* _TASK TO COMPLETE_
The required answer is an exact copy of the lines from the one containing "Serialize everything readable" to the end of the listing, both included, without any pictures.

--- START ---

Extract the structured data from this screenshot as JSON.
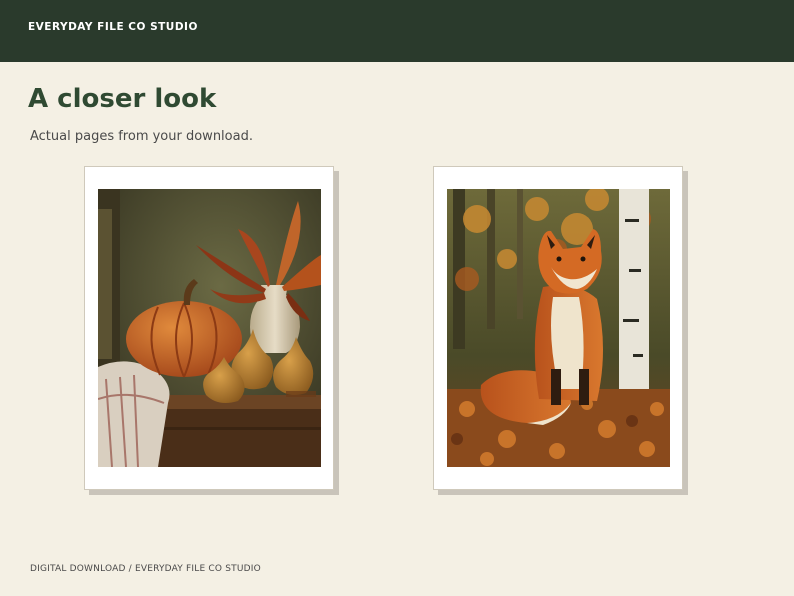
{
  "header": {
    "brand": "EVERYDAY FILE CO STUDIO"
  },
  "main": {
    "title": "A closer look",
    "subtitle": "Actual pages from your download.",
    "previews": [
      {
        "subject": "autumn still life with pumpkin, pears, ceramic vase and oak leaves"
      },
      {
        "subject": "red fox sitting among autumn leaves beside birch trees"
      }
    ]
  },
  "footer": {
    "text": "DIGITAL DOWNLOAD / EVERYDAY FILE CO STUDIO"
  },
  "colors": {
    "header_bg": "#2a3a2c",
    "page_bg": "#f4f0e4",
    "title": "#2f4a32"
  }
}
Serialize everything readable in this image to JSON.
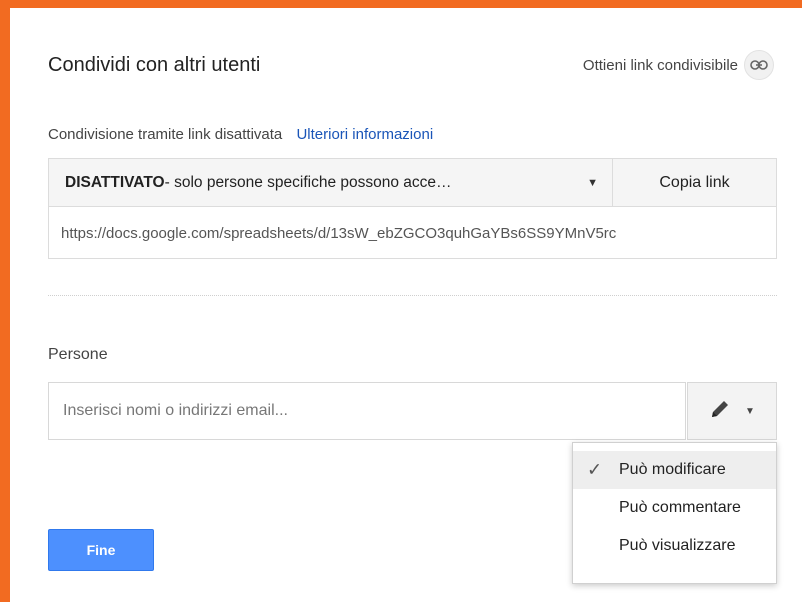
{
  "dialog": {
    "title": "Condividi con altri utenti",
    "get_link_label": "Ottieni link condivisibile",
    "link_status": "Condivisione tramite link disattivata",
    "more_info": "Ulteriori informazioni",
    "access": {
      "state": "DISATTIVATO",
      "description": " - solo persone specifiche possono acce…"
    },
    "copy_link_label": "Copia link",
    "share_url": "https://docs.google.com/spreadsheets/d/13sW_ebZGCO3quhGaYBs6SS9YMnV5rc",
    "people_label": "Persone",
    "people_input_placeholder": "Inserisci nomi o indirizzi email...",
    "permission_menu": {
      "items": [
        {
          "label": "Può modificare",
          "selected": true
        },
        {
          "label": "Può commentare",
          "selected": false
        },
        {
          "label": "Può visualizzare",
          "selected": false
        }
      ]
    },
    "done_label": "Fine"
  },
  "icons": {
    "link": "link-icon",
    "dropdown": "caret-down-icon",
    "permission": "pencil-icon",
    "selected": "checkmark-icon"
  },
  "colors": {
    "border_frame": "#f26b21",
    "primary_button": "#4d90fe",
    "link_text": "#1a55b8"
  }
}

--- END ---

* _REPLY TO THE TASK_
Serialize everything readable in this image to JSON.
{
  "dialog": {
    "title": "Condividi con altri utenti",
    "get_link_label": "Ottieni link condivisibile",
    "link_status": "Condivisione tramite link disattivata",
    "more_info": "Ulteriori informazioni",
    "access": {
      "state": "DISATTIVATO",
      "description": " - solo persone specifiche possono acce…"
    },
    "copy_link_label": "Copia link",
    "share_url": "https://docs.google.com/spreadsheets/d/13sW_ebZGCO3quhGaYBs6SS9YMnV5rc",
    "people_label": "Persone",
    "people_input_placeholder": "Inserisci nomi o indirizzi email...",
    "permission_menu": {
      "items": [
        {
          "label": "Può modificare",
          "selected": true
        },
        {
          "label": "Può commentare",
          "selected": false
        },
        {
          "label": "Può visualizzare",
          "selected": false
        }
      ]
    },
    "done_label": "Fine"
  },
  "icons": {
    "link": "link-icon",
    "dropdown": "caret-down-icon",
    "permission": "pencil-icon",
    "selected": "checkmark-icon"
  },
  "colors": {
    "border_frame": "#f26b21",
    "primary_button": "#4d90fe",
    "link_text": "#1a55b8"
  }
}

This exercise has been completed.